-- THE RECORDS follows --

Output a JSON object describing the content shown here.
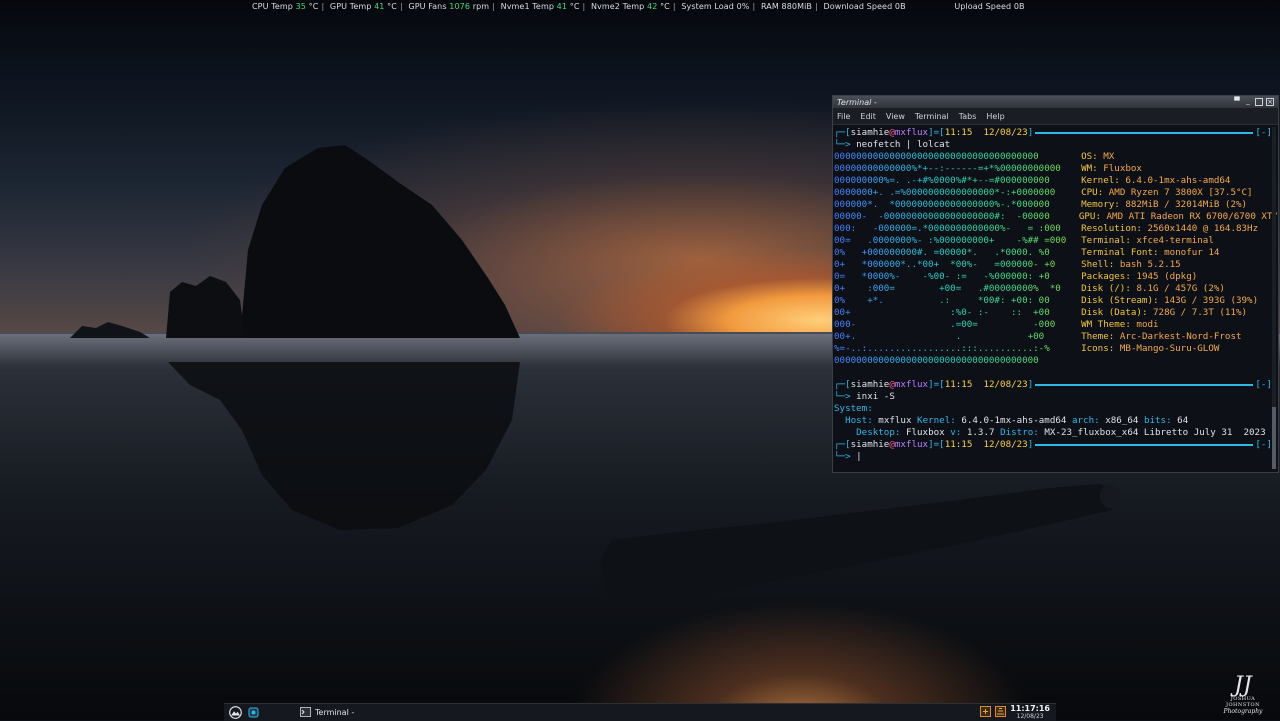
{
  "conky": {
    "cpu_label": "CPU Temp",
    "cpu_val": "35",
    "cpu_unit": "°C",
    "gpu_label": "GPU Temp",
    "gpu_val": "41",
    "gpu_unit": "°C",
    "fans_label": "GPU Fans",
    "fans_val": "1076",
    "fans_unit": "rpm",
    "nvme1_label": "Nvme1 Temp",
    "nvme1_val": "41",
    "nvme1_unit": "°C",
    "nvme2_label": "Nvme2 Temp",
    "nvme2_val": "42",
    "nvme2_unit": "°C",
    "load": "System Load 0%",
    "ram": "RAM 880MiB",
    "down": "Download Speed 0B",
    "up": "Upload Speed 0B"
  },
  "terminal": {
    "title": "Terminal -",
    "menu": [
      "File",
      "Edit",
      "View",
      "Terminal",
      "Tabs",
      "Help"
    ],
    "prompt": {
      "user": "siamhie",
      "at": "@",
      "host": "mxflux",
      "time": "11:15",
      "date": "12/08/23",
      "tag": "[-]"
    },
    "cmd1": "neofetch | lolcat",
    "neofetch_art": [
      "0000000000000000000000000000000000000",
      "00000000000000%*+--:------=+*%00000000000",
      "000000000%=. .-+#%0000%#*+--=#000000000",
      "0000000+. .=%0000000000000000*-:+0000000",
      "000000*.  *000000000000000000%-.*000000",
      "00000-  -00000000000000000000#:  -00000",
      "000:   -000000=.*0000000000000%-   = :000",
      "00=   .0000000%- :%000000000+    -%## =000",
      "0%   +000000000#. =00000*.   .*0000. %0",
      "0+   *000000*..*00+  *00%-   =000000- +0",
      "0=   *0000%-    -%00- :=   -%000000: +0",
      "0+    :000=        +00=   .#00000000%  *0",
      "0%    +*.          .:     *00#: +00: 00",
      "00+                  :%0- :-    ::  +00",
      "000-                 .=00=          -000",
      "00+.                  .            +00",
      "%=-..:.................:::..........:-%",
      "0000000000000000000000000000000000000"
    ],
    "neofetch_info": [
      {
        "k": "OS",
        "v": "MX"
      },
      {
        "k": "WM",
        "v": "Fluxbox"
      },
      {
        "k": "Kernel",
        "v": "6.4.0-1mx-ahs-amd64"
      },
      {
        "k": "CPU",
        "v": "AMD Ryzen 7 3800X [37.5°C]"
      },
      {
        "k": "Memory",
        "v": "882MiB / 32014MiB (2%)"
      },
      {
        "k": "GPU",
        "v": "AMD ATI Radeon RX 6700/6700 XT/"
      },
      {
        "k": "Resolution",
        "v": "2560x1440 @ 164.83Hz"
      },
      {
        "k": "Terminal",
        "v": "xfce4-terminal"
      },
      {
        "k": "Terminal Font",
        "v": "monofur 14"
      },
      {
        "k": "Shell",
        "v": "bash 5.2.15"
      },
      {
        "k": "Packages",
        "v": "1945 (dpkg)"
      },
      {
        "k": "Disk (/)",
        "v": "8.1G / 457G (2%)"
      },
      {
        "k": "Disk (Stream)",
        "v": "143G / 393G (39%)"
      },
      {
        "k": "Disk (Data)",
        "v": "728G / 7.3T (11%)"
      },
      {
        "k": "WM Theme",
        "v": "modi"
      },
      {
        "k": "Theme",
        "v": "Arc-Darkest-Nord-Frost"
      },
      {
        "k": "Icons",
        "v": "MB-Mango-Suru-GLOW"
      },
      {
        "k": "",
        "v": ""
      }
    ],
    "cmd2": "inxi -S",
    "inxi": {
      "system": "System:",
      "host_k": "Host:",
      "host_v": "mxflux",
      "kernel_k": "Kernel:",
      "kernel_v": "6.4.0-1mx-ahs-amd64",
      "arch_k": "arch:",
      "arch_v": "x86_64",
      "bits_k": "bits:",
      "bits_v": "64",
      "desktop_k": "Desktop:",
      "desktop_v": "Fluxbox",
      "ver_k": "v:",
      "ver_v": "1.3.7",
      "distro_k": "Distro:",
      "distro_v": "MX-23_fluxbox_x64 Libretto July 31  2023"
    },
    "cursor": "|"
  },
  "taskbar": {
    "task_label": "Terminal -",
    "time": "11:17:16",
    "date": "12/08/23"
  },
  "watermark": {
    "mono": "JJ",
    "line1": "JOSHUA",
    "line2": "JOHNSTON",
    "line3": "Photography"
  },
  "colors": {
    "accent": "#2fb8e6",
    "conky_value": "#3ddc84",
    "neofetch_key": "#f1c63a",
    "neofetch_val": "#f3a94b"
  }
}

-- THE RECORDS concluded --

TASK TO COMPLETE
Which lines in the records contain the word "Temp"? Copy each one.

SOLVED PROBLEM
    "cpu_label": "CPU Temp",
    "gpu_label": "GPU Temp",
    "nvme1_label": "Nvme1 Temp",
    "nvme2_label": "Nvme2 Temp",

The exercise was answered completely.